**Your instructions**
Omit every picture, then give all the entries again exactly.

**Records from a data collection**
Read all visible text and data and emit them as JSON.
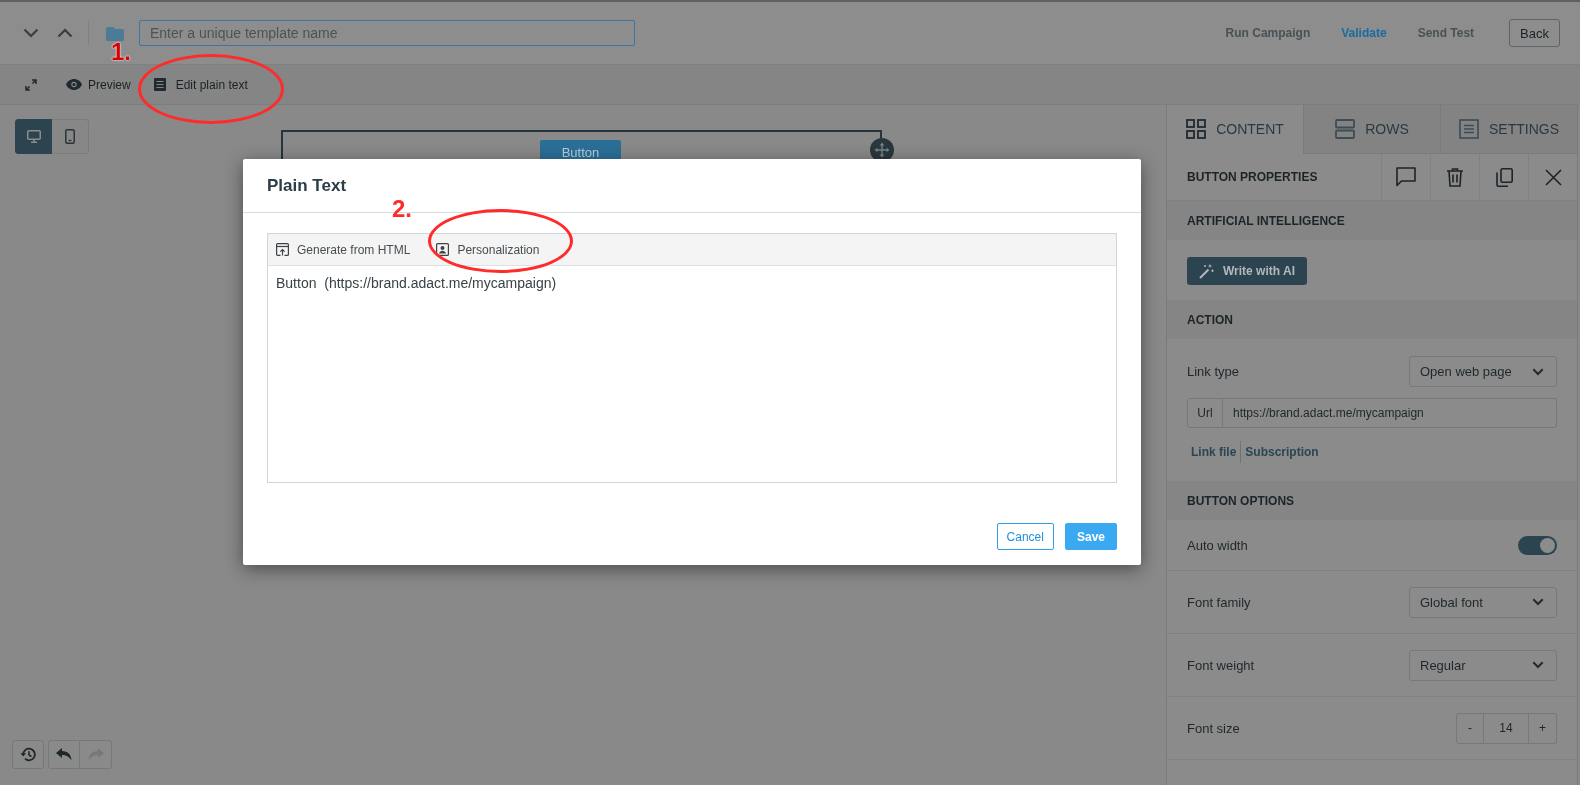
{
  "top_bar": {
    "template_name": {
      "placeholder": "Enter a unique template name"
    },
    "actions": [
      {
        "label": "Run Campaign",
        "disabled": true
      },
      {
        "label": "Validate",
        "disabled": false
      },
      {
        "label": "Send Test",
        "disabled": true
      }
    ],
    "back_button": "Back"
  },
  "editor_toolbar": {
    "items": [
      {
        "kind": "preview",
        "label": "Preview"
      },
      {
        "kind": "plain_text",
        "label": "Edit plain text"
      }
    ]
  },
  "canvas": {
    "devices": [
      {
        "kind": "desktop",
        "selected": true
      },
      {
        "kind": "mobile",
        "selected": false
      }
    ],
    "button_label": "Button",
    "history": [
      {
        "kind": "undo",
        "disabled": false
      },
      {
        "kind": "redo",
        "disabled": true
      }
    ]
  },
  "sidebar": {
    "tabs": [
      {
        "kind": "content",
        "label": "CONTENT",
        "selected": true
      },
      {
        "kind": "rows",
        "label": "ROWS",
        "selected": false
      },
      {
        "kind": "settings",
        "label": "SETTINGS",
        "selected": false
      }
    ],
    "panel_title": "BUTTON PROPERTIES",
    "sections": [
      {
        "title": "ARTIFICIAL INTELLIGENCE",
        "rows": [
          {
            "kind": "ai_button",
            "label": "Write with AI"
          }
        ]
      },
      {
        "title": "ACTION",
        "rows": [
          {
            "kind": "select",
            "label": "Link type",
            "value": "Open web page"
          },
          {
            "kind": "url",
            "label": "Url",
            "value": "https://brand.adact.me/mycampaign"
          },
          {
            "kind": "links",
            "links": [
              "Link file",
              "Subscription"
            ]
          }
        ]
      },
      {
        "title": "BUTTON OPTIONS",
        "rows": [
          {
            "kind": "toggle",
            "label": "Auto width",
            "on": true
          },
          {
            "kind": "select",
            "label": "Font family",
            "value": "Global font"
          },
          {
            "kind": "select",
            "label": "Font weight",
            "value": "Regular"
          },
          {
            "kind": "stepper",
            "label": "Font size",
            "value": "14",
            "decrement": "-",
            "increment": "+"
          }
        ]
      }
    ]
  },
  "modal": {
    "title": "Plain Text",
    "toolbar": [
      {
        "kind": "generate",
        "label": "Generate from HTML"
      },
      {
        "kind": "personalization",
        "label": "Personalization"
      }
    ],
    "text": "Button  (https://brand.adact.me/mycampaign)",
    "buttons": [
      {
        "kind": "secondary",
        "label": "Cancel"
      },
      {
        "kind": "primary",
        "label": "Save"
      }
    ]
  },
  "annotations": [
    {
      "label": "1."
    },
    {
      "label": "2."
    }
  ]
}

**Problem solution**
Read all visible text and data and emit them as JSON.
{
  "top_bar": {
    "template_name": {
      "placeholder": "Enter a unique template name"
    },
    "actions": [
      {
        "label": "Run Campaign",
        "disabled": true
      },
      {
        "label": "Validate",
        "disabled": false
      },
      {
        "label": "Send Test",
        "disabled": true
      }
    ],
    "back_button": "Back"
  },
  "editor_toolbar": {
    "items": [
      {
        "kind": "preview",
        "label": "Preview"
      },
      {
        "kind": "plain_text",
        "label": "Edit plain text"
      }
    ]
  },
  "canvas": {
    "devices": [
      {
        "kind": "desktop",
        "selected": true
      },
      {
        "kind": "mobile",
        "selected": false
      }
    ],
    "button_label": "Button",
    "history": [
      {
        "kind": "undo",
        "disabled": false
      },
      {
        "kind": "redo",
        "disabled": true
      }
    ]
  },
  "sidebar": {
    "tabs": [
      {
        "kind": "content",
        "label": "CONTENT",
        "selected": true
      },
      {
        "kind": "rows",
        "label": "ROWS",
        "selected": false
      },
      {
        "kind": "settings",
        "label": "SETTINGS",
        "selected": false
      }
    ],
    "panel_title": "BUTTON PROPERTIES",
    "sections": [
      {
        "title": "ARTIFICIAL INTELLIGENCE",
        "rows": [
          {
            "kind": "ai_button",
            "label": "Write with AI"
          }
        ]
      },
      {
        "title": "ACTION",
        "rows": [
          {
            "kind": "select",
            "label": "Link type",
            "value": "Open web page"
          },
          {
            "kind": "url",
            "label": "Url",
            "value": "https://brand.adact.me/mycampaign"
          },
          {
            "kind": "links",
            "links": [
              "Link file",
              "Subscription"
            ]
          }
        ]
      },
      {
        "title": "BUTTON OPTIONS",
        "rows": [
          {
            "kind": "toggle",
            "label": "Auto width",
            "on": true
          },
          {
            "kind": "select",
            "label": "Font family",
            "value": "Global font"
          },
          {
            "kind": "select",
            "label": "Font weight",
            "value": "Regular"
          },
          {
            "kind": "stepper",
            "label": "Font size",
            "value": "14",
            "decrement": "-",
            "increment": "+"
          }
        ]
      }
    ]
  },
  "modal": {
    "title": "Plain Text",
    "toolbar": [
      {
        "kind": "generate",
        "label": "Generate from HTML"
      },
      {
        "kind": "personalization",
        "label": "Personalization"
      }
    ],
    "text": "Button  (https://brand.adact.me/mycampaign)",
    "buttons": [
      {
        "kind": "secondary",
        "label": "Cancel"
      },
      {
        "kind": "primary",
        "label": "Save"
      }
    ]
  },
  "annotations": [
    {
      "label": "1."
    },
    {
      "label": "2."
    }
  ]
}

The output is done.